However, this is not to say that the result isn’t a bitter pill to swallow. Provinces that have been hardest hit by the conflict voted “Yes,” and quite emphatically at that with rural Choco coming in at 80%. In the town of Bojaya where a church bombing took the lives of 119 people, that number came in at 96%. So it appears that those who have been caught in the crosshairs of the conflict the most overwhelmingly desired for it to end, and now that won’t be the case. Comparing apples and oranges a little, but it reminds me of the Scottish Independence referendum, and how it was Glasgow, and its poorest sections in particular, that backed it the most only to of course lose out in the end.
I’m not sure where it goes from here. You had a center-right president and a Marxist-Leninist rebel group put their respective legacies on the line in hopes of compromise, and after 4 years of negotiations it was the unlikeliest party of all that didn’t endorse the deal they crafted: the people. I’m sure they will publicly state that they will continue to try and work together to strike a deal that everyone is comfortable with endorsing, but it is equally possible to imagine a situation where they are branded as sell-outs by more extreme factions in their ranks who will drive their followers further away from cooperating with one another.
What happens next is unclear. We may look back on this result as a good one if negotiations lead to a richer agreement–perhaps one that the Colombian people deem to be fairer with respect to compensatory mandates and justice.

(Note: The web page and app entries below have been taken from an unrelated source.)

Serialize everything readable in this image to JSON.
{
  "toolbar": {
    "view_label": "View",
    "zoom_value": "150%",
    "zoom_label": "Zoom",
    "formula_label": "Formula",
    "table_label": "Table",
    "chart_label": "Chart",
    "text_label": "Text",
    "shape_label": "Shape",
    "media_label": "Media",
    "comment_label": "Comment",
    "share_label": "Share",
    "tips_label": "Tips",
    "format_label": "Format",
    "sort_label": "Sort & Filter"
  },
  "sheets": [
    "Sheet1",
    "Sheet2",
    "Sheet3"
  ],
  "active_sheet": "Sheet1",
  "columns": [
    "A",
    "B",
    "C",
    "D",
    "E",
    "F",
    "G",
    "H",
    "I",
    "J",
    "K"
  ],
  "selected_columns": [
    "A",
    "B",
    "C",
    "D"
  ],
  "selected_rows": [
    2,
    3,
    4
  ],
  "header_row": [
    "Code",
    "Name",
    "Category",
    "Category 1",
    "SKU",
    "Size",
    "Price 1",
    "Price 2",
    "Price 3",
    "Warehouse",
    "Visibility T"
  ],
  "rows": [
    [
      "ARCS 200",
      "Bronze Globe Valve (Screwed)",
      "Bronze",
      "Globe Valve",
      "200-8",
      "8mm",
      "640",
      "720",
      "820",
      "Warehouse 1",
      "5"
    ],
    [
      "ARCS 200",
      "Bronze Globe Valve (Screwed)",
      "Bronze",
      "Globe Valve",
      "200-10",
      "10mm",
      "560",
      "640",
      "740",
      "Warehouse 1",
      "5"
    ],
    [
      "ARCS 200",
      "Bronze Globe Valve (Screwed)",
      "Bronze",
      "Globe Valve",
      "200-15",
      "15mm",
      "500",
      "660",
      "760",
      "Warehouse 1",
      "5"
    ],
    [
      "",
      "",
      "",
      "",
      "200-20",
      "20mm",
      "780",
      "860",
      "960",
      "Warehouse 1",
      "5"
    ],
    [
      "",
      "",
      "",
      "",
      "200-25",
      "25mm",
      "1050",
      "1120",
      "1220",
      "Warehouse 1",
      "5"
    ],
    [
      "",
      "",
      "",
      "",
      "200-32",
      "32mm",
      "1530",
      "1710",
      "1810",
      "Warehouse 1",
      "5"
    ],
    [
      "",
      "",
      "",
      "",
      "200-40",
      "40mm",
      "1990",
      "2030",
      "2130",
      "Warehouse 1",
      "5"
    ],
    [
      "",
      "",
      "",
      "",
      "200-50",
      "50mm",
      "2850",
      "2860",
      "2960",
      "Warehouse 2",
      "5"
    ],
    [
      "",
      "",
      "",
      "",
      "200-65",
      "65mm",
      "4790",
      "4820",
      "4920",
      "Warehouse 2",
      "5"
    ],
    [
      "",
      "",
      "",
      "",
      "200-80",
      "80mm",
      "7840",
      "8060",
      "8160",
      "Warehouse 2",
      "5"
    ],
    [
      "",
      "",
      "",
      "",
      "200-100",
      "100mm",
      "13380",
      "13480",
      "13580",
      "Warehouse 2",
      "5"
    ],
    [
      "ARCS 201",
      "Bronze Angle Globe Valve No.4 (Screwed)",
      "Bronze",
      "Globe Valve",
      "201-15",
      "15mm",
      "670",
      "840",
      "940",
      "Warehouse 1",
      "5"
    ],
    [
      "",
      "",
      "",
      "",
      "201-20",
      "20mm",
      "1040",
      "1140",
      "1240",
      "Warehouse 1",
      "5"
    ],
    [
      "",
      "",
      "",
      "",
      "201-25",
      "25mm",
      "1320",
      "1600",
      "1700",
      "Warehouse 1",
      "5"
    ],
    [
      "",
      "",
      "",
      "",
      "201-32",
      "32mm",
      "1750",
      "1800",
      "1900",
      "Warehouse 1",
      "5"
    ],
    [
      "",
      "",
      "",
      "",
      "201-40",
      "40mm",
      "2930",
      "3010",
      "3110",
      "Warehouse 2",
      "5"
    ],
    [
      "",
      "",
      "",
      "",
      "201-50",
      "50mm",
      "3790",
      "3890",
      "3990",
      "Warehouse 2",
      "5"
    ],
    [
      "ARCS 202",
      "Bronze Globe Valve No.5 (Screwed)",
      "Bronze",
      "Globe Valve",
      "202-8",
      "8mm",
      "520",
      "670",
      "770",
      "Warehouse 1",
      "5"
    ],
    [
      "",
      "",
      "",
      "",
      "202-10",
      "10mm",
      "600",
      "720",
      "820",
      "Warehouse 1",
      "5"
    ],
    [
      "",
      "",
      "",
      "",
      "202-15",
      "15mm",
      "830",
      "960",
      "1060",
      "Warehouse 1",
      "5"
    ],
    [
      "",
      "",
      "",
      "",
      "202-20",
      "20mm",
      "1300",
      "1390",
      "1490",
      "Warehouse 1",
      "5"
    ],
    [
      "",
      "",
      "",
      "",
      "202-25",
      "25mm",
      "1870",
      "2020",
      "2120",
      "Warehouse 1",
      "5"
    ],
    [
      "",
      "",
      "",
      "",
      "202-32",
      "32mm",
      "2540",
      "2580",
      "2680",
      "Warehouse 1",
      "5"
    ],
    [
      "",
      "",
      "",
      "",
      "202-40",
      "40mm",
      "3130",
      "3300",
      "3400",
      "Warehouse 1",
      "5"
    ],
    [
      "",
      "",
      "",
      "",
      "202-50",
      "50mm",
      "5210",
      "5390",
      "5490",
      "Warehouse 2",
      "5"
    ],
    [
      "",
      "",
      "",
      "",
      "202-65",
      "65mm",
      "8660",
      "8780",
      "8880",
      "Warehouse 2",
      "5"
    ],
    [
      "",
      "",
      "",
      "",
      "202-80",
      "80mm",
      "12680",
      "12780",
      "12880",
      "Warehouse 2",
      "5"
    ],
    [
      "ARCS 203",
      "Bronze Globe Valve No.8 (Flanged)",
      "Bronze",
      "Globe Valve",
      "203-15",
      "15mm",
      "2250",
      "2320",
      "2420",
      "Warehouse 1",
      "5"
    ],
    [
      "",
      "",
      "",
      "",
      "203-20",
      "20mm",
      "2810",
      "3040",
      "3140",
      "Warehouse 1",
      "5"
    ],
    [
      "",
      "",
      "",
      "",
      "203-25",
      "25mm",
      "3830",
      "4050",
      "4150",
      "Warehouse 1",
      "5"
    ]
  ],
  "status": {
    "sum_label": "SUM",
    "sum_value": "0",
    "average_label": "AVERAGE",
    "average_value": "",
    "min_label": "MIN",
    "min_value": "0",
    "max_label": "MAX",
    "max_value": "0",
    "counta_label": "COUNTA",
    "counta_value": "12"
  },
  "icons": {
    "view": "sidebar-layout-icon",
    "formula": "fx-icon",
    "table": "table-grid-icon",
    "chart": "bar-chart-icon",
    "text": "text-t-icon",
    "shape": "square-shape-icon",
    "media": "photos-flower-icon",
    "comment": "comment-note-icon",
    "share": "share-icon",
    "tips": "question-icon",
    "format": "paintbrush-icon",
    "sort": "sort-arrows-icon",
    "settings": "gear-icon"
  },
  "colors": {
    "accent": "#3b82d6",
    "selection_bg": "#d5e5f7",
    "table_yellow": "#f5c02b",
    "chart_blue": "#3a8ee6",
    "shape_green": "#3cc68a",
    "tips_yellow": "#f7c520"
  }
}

It could just as easily go down as a chance squandered, a deal that could’ve brought peace to the regions of Colombia that desired it the most.